» EXERCISE BRIEF
Select every line containing the word "Disposisi" from the material, and copy those lines.

» DATA FOR THE TASK
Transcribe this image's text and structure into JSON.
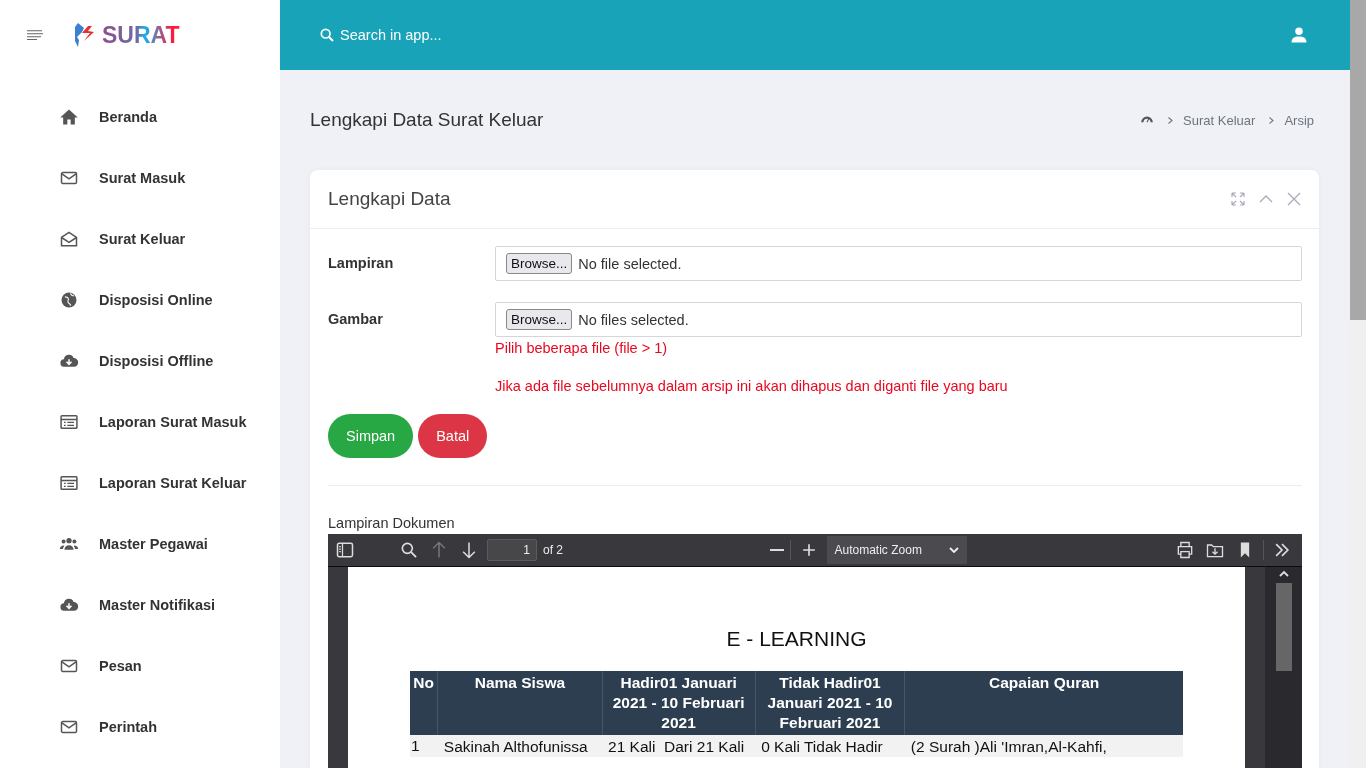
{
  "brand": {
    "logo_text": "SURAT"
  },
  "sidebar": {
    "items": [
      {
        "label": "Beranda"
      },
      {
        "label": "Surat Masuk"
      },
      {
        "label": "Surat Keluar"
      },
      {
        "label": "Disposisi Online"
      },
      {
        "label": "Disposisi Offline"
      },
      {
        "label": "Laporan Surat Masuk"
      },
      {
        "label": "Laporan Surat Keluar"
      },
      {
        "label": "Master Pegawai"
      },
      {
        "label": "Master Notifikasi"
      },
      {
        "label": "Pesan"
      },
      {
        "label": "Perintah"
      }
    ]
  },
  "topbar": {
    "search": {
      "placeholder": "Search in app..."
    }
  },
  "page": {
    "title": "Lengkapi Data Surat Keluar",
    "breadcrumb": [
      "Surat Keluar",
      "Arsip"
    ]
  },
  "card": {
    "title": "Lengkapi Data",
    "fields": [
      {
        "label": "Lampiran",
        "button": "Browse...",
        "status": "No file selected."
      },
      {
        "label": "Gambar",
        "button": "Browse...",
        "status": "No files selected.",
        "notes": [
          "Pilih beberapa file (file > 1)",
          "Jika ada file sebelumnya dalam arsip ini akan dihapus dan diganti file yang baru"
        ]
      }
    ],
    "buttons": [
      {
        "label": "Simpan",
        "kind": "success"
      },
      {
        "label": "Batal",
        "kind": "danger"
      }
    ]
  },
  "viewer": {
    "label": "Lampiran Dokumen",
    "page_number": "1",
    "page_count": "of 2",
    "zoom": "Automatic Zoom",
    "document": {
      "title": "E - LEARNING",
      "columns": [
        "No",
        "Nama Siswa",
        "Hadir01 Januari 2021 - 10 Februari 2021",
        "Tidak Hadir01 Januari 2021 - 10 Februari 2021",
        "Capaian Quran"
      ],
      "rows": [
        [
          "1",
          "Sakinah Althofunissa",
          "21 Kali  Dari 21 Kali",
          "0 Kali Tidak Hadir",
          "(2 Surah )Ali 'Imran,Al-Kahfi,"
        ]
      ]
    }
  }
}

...

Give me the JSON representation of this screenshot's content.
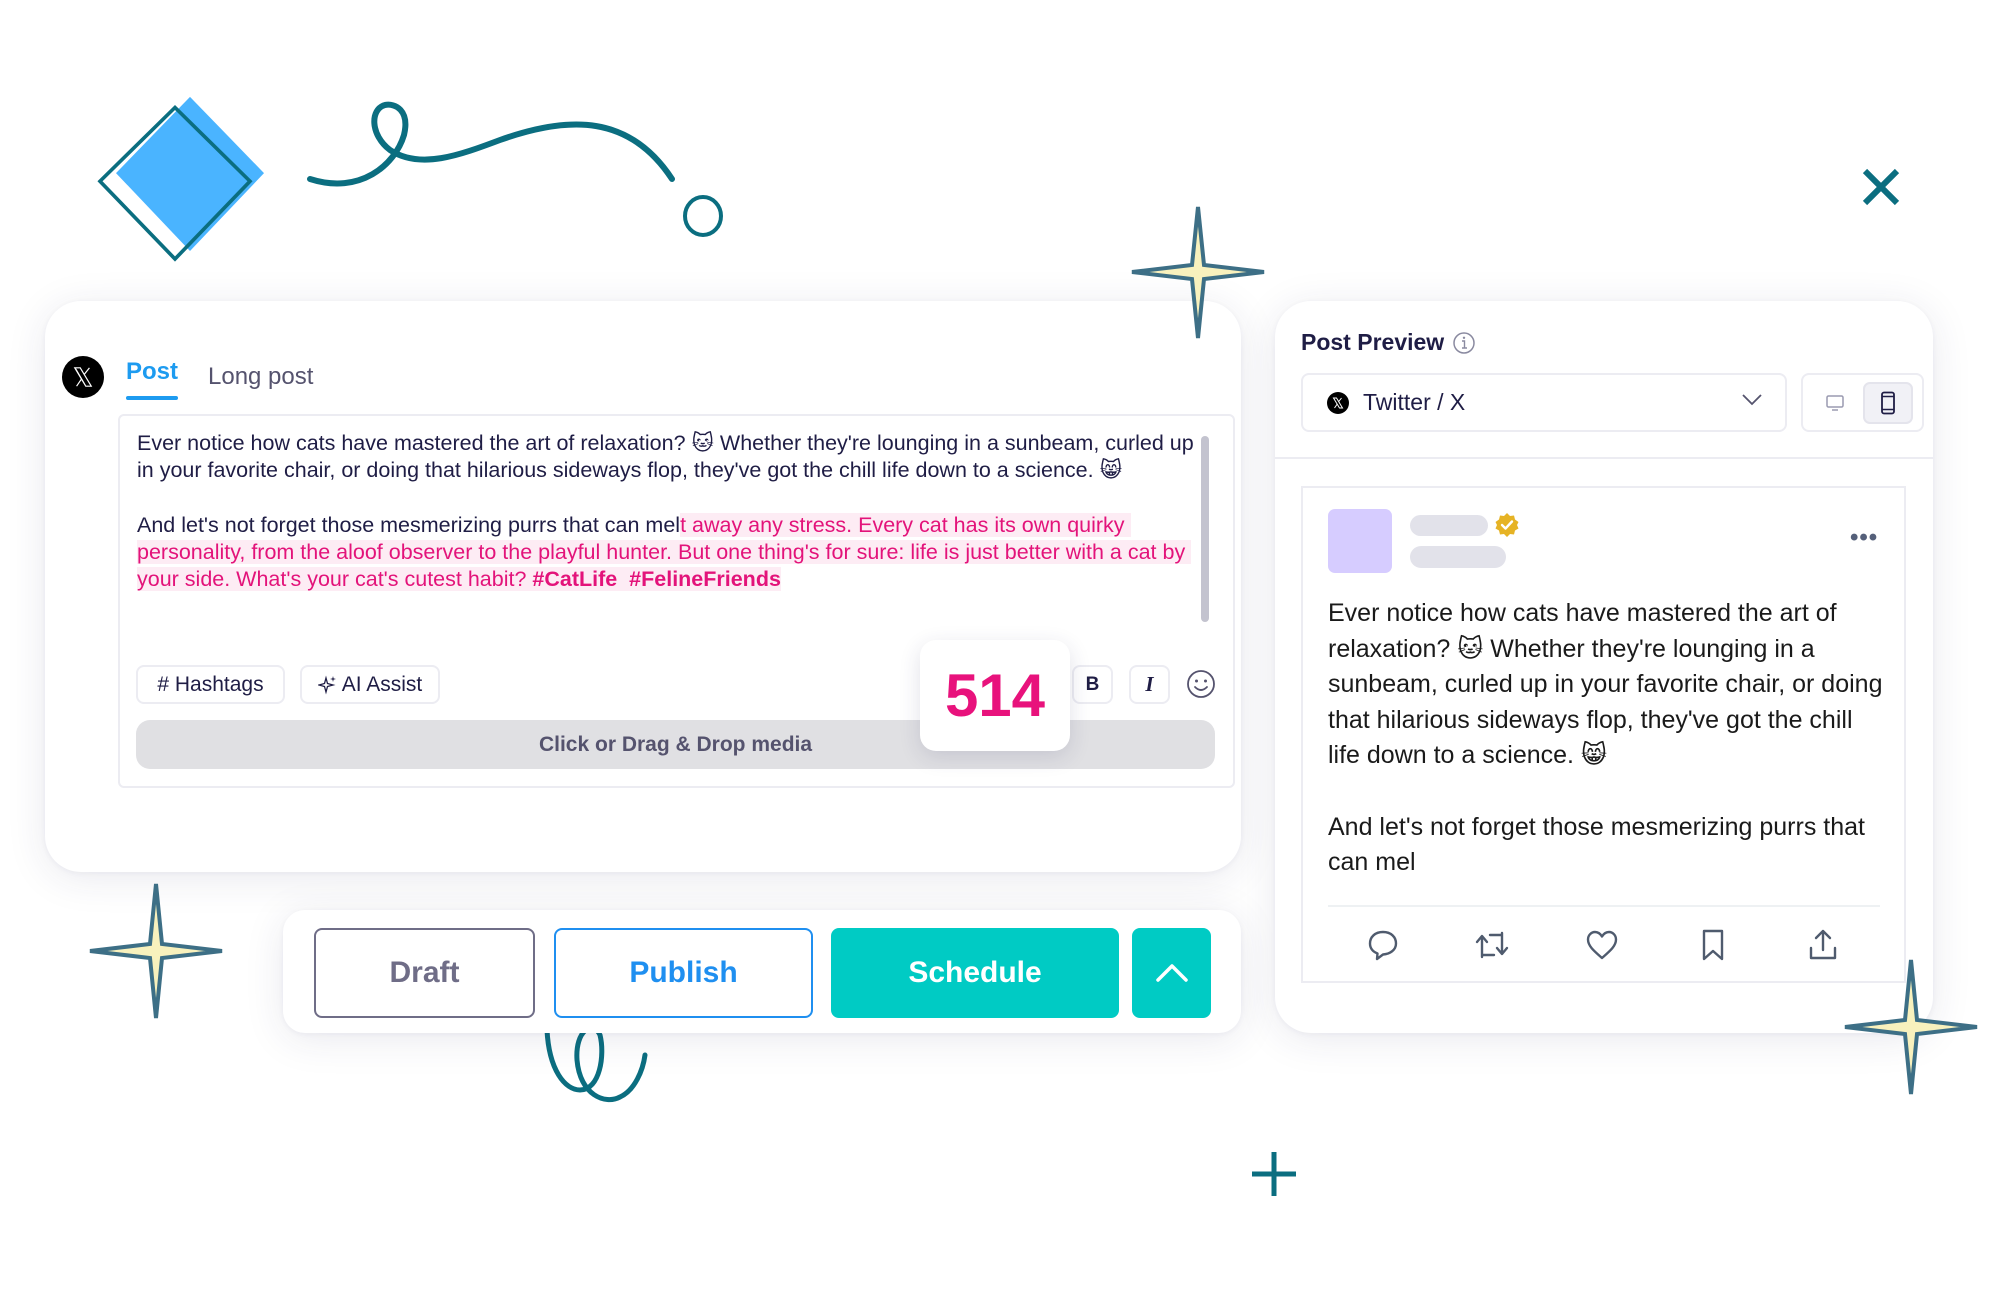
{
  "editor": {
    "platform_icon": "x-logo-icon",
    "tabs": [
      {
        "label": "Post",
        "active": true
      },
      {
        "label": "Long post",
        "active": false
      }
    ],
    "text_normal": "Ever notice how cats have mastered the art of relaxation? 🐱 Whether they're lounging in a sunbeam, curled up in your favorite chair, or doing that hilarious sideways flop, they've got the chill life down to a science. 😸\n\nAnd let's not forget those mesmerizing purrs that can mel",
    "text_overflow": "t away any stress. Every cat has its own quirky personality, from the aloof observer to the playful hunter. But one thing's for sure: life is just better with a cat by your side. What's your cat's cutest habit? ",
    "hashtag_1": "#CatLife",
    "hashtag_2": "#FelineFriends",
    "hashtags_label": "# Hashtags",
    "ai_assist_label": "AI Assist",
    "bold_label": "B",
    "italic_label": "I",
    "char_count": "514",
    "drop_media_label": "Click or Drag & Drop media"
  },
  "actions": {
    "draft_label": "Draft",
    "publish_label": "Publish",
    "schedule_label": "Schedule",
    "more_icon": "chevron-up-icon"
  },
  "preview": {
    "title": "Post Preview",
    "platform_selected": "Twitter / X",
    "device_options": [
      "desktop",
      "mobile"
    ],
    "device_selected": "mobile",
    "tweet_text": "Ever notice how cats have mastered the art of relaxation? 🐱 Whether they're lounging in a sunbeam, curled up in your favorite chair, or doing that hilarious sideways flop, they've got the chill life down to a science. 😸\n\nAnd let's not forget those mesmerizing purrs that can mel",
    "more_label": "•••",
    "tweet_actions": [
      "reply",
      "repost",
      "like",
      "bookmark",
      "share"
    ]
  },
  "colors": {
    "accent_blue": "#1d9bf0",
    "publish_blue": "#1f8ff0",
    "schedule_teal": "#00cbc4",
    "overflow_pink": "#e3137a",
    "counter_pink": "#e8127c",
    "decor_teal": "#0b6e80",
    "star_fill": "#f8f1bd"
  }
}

» TASK RESPONSE
        "label": "Disposisi Online"
        "label": "Disposisi Offline"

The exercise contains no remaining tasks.